By Jennifer Price “Just because you don’t understand it doesn’t mean it isn’t so.” ― Lemony Snicket, The Blank Book. Much has been written and said recently regarding Robin Williams and factors that led to his suicide. It is not my place to discuss the “whys” and “what ifs” of statistics, seeking help, and treatment protocols. I simply wanted to share a little about what I have learned (and am still learning) over the past 18 years as I’ve watched my husband John struggle with a pain that I cannot even begin to fathom. I met John when I was 23 years old and was drawn to his dry sense of humor and it didn’t hurt that he had “a real job”, a house, and matching living room furniture that didn’t include a beat-up card table and lawn chairs. Although he has always been very quiet (friends say that’s a good thing; I can talk enough for both of us!), even from the beginning, I sensed something a bit sad in his eyes. I wondered if maybe I was reading too much into it because I had dated guys who were the life of the party and never seemed to have a bad day; because John was 10 years older than me, perhaps he was just more reserved. That wasn’t it…. John was diagnosed with bipolar II disorder with rapid cycling when he was 17 years old, before depression was discussed more openly on television and in magazines. For more than 30 years he has dealt with a chemical imbalance that has led to stretches of not sleeping for days to not being able to get out of bed. John has also dealt with numerous changes in medication and dosages, trying to find combinations that will level off the hypomanic highs and the crushing troughs. He has experienced times when medications no longer worked and when the side effects were more detrimental than the chemical imbalance itself. Even though I grew up in a family of physicians and therapists and intellectually I knew how depression could affect a person, when John and I were first married I took it very personally that he would “choose” solitude or seek solace in hours of online chess when depression sank in. If I’m being completely honest, I sometimes still do. I mean, someone just can’t NOT get out of bed, right? He or she must be doing it on purpose. Wrong. I have learned, even after all of these years, that bipolar disorder is not a choice; John isn’t choosing to shut down and withdraw. He is choosing to cope and survive. It has taken me a long time to recognize that just because he isn’t coping in ways that I might, John knows better than anyone how he can withstand, in his words, “a nightmarish downswing.” Having never faced anything like that, who am I to judge his coping mechanisms; to discount his experiences as just being a little down? Yet, I have judged; I have discounted; and while I have been told that those are common reactions family members can often experience, that doesn’t mean they are right and they certainly aren’t helpful. I’ve learned the hard way those things can make an already tenuous situation much worse — you can’t slam a door or yell someone out of a chemical imbalance. But, you can realize that even though he or she may not be able to show it at the time, he needs you and that you are helping him by being there and letting him know he’s not alone in this struggle. Although I may not fully understand why John copes the way he does or how a chemical imbalance can bring a smart, funny, and hardworking man to his knees, as a loved one, I try to do my best to support, yet not enable. I try to give space when it’s needed, but not abandon. I continue to learn more about bipolar disorder; knowledge goes a long way in diminishing fear and fostering understanding. And understanding is all John has ever asked for. Disclaimer: The views expressed here are solely those of the author in her private capacity and do not in any way represent the views of the Southern Medical Association, the Southern Medical Journal, or any of its Council members, officers, partners, vendors, or subsidiaries. Furthermore, neither the Southern Medical Association nor any of its subsidiaries have approved, endorsed, or embraced anything associated with this post.

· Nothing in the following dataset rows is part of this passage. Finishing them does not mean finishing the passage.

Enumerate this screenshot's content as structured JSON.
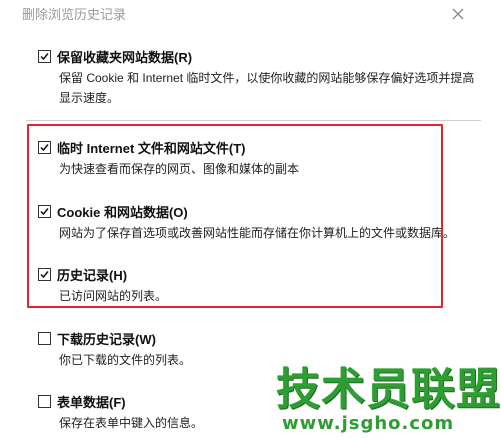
{
  "window": {
    "title": "删除浏览历史记录"
  },
  "options": [
    {
      "label": "保留收藏夹网站数据(R)",
      "checked": true,
      "description": "保留 Cookie 和 Internet 临时文件，以使你收藏的网站能够保存偏好选项并提高显示速度。"
    },
    {
      "label": "临时 Internet 文件和网站文件(T)",
      "checked": true,
      "description": "为快速查看而保存的网页、图像和媒体的副本"
    },
    {
      "label": "Cookie 和网站数据(O)",
      "checked": true,
      "description": "网站为了保存首选项或改善网站性能而存储在你计算机上的文件或数据库。"
    },
    {
      "label": "历史记录(H)",
      "checked": true,
      "description": "已访问网站的列表。"
    },
    {
      "label": "下载历史记录(W)",
      "checked": false,
      "description": "你已下载的文件的列表。"
    },
    {
      "label": "表单数据(F)",
      "checked": false,
      "description": "保存在表单中键入的信息。"
    }
  ],
  "watermark": {
    "text": "技术员联盟",
    "url": "www.jsgho.com"
  },
  "colors": {
    "highlight": "#e0252c",
    "watermark": "#2e9d32"
  },
  "icons": {
    "close": "close-icon",
    "check": "checkmark-icon"
  }
}
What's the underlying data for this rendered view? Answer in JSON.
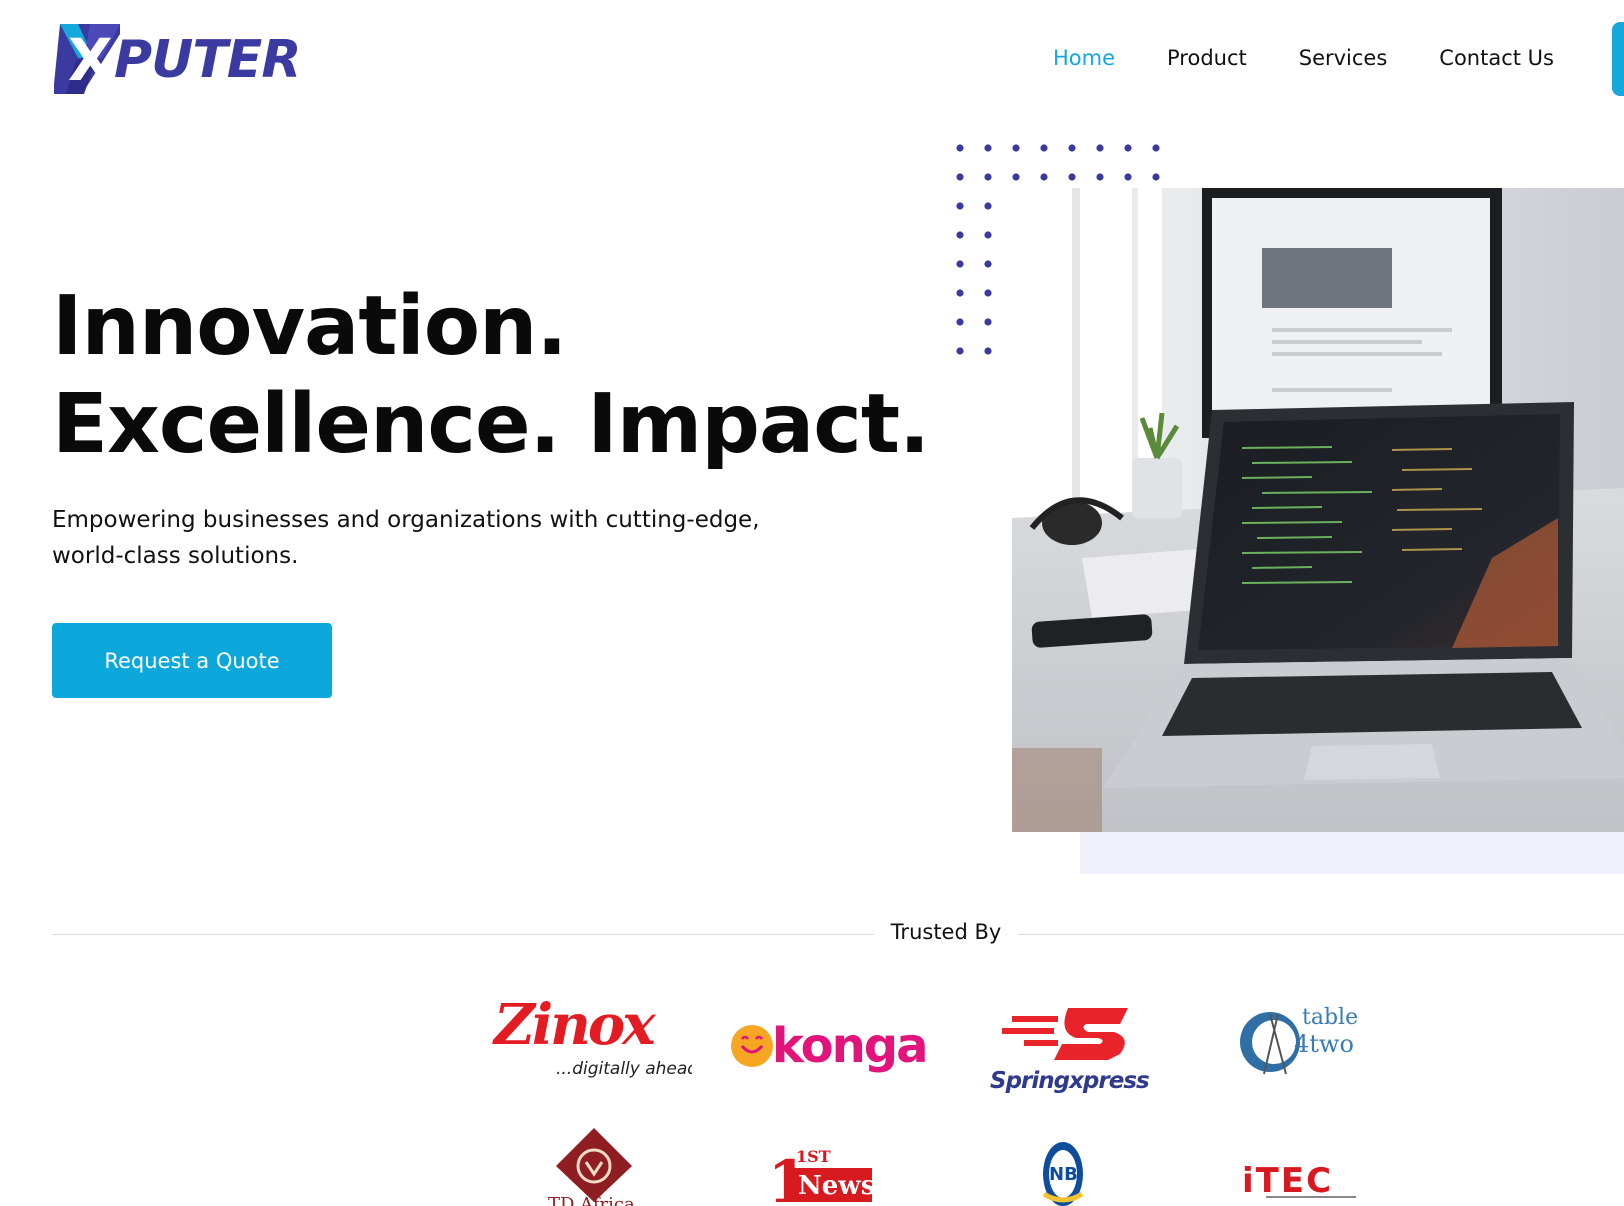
{
  "brand": {
    "logo_text": "PUTER",
    "logo_letter": "X",
    "accent": "#14a8dc",
    "logo_color": "#3b3aa0"
  },
  "nav": {
    "items": [
      {
        "label": "Home",
        "active": true
      },
      {
        "label": "Product",
        "active": false
      },
      {
        "label": "Services",
        "active": false
      },
      {
        "label": "Contact Us",
        "active": false
      }
    ]
  },
  "hero": {
    "title_line1": "Innovation.",
    "title_line2": "Excellence. Impact.",
    "subtitle": "Empowering businesses and organizations with cutting-edge, world-class solutions.",
    "cta_label": "Request a Quote",
    "image": "laptop-and-monitor-with-code-photo"
  },
  "trusted": {
    "label": "Trusted By",
    "logos": [
      {
        "name": "Zinox",
        "tagline": "...digitally ahead"
      },
      {
        "name": "konga"
      },
      {
        "name": "Springxpress"
      },
      {
        "name": "table",
        "line2": "4two"
      },
      {
        "name": "TD Africa"
      },
      {
        "name": "1ST",
        "line2": "News"
      },
      {
        "name": "NB"
      },
      {
        "name": "iTEC"
      }
    ]
  }
}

The human nose can identify and remember more than 50,000 scents?
Beginning with the June 2014 issue, a special series on obesity will be featured in the Southern Medical Journal over the coming months. This public health issue has been popularly termed an “epidemic” in the United States, and that can be understood in the context of motivating public health and healthcare professionals, as well as patients, to evaluate seriously the implications of this disorder. In strict medical terminology, however, “epidemic” is not an appropriate descriptor. My own assessment is that the incidence rate and prevalence of obesity in the US population are increasing, and this remains alarming, no matter what terminology is used. In the June issue, Rothberg and colleagues, through a study at three academic ambulatory clinics, explore whether physicians underrecognize obesity and I commend to you not only this article which has been made free for the “SMA Pulse”, but also the complete series of articles appearing throughout the next several issues of the Southern Medical Journal as fine examples of the dedicated efforts under way to learn more about obesity, to prevent and manage excessive and morbid weight gain, and to apply evidence-based protocols to care for the clinical needs of these patients.
G. Richard Holt, MD, MSE, MPH, MABE, D BE
Southern Medical Journal
Click here to view the article.
No US president has ever died during the month of May. The only US presidents born in May are Harry S. Truman and John F. Kennedy.
Source: The (UK) Express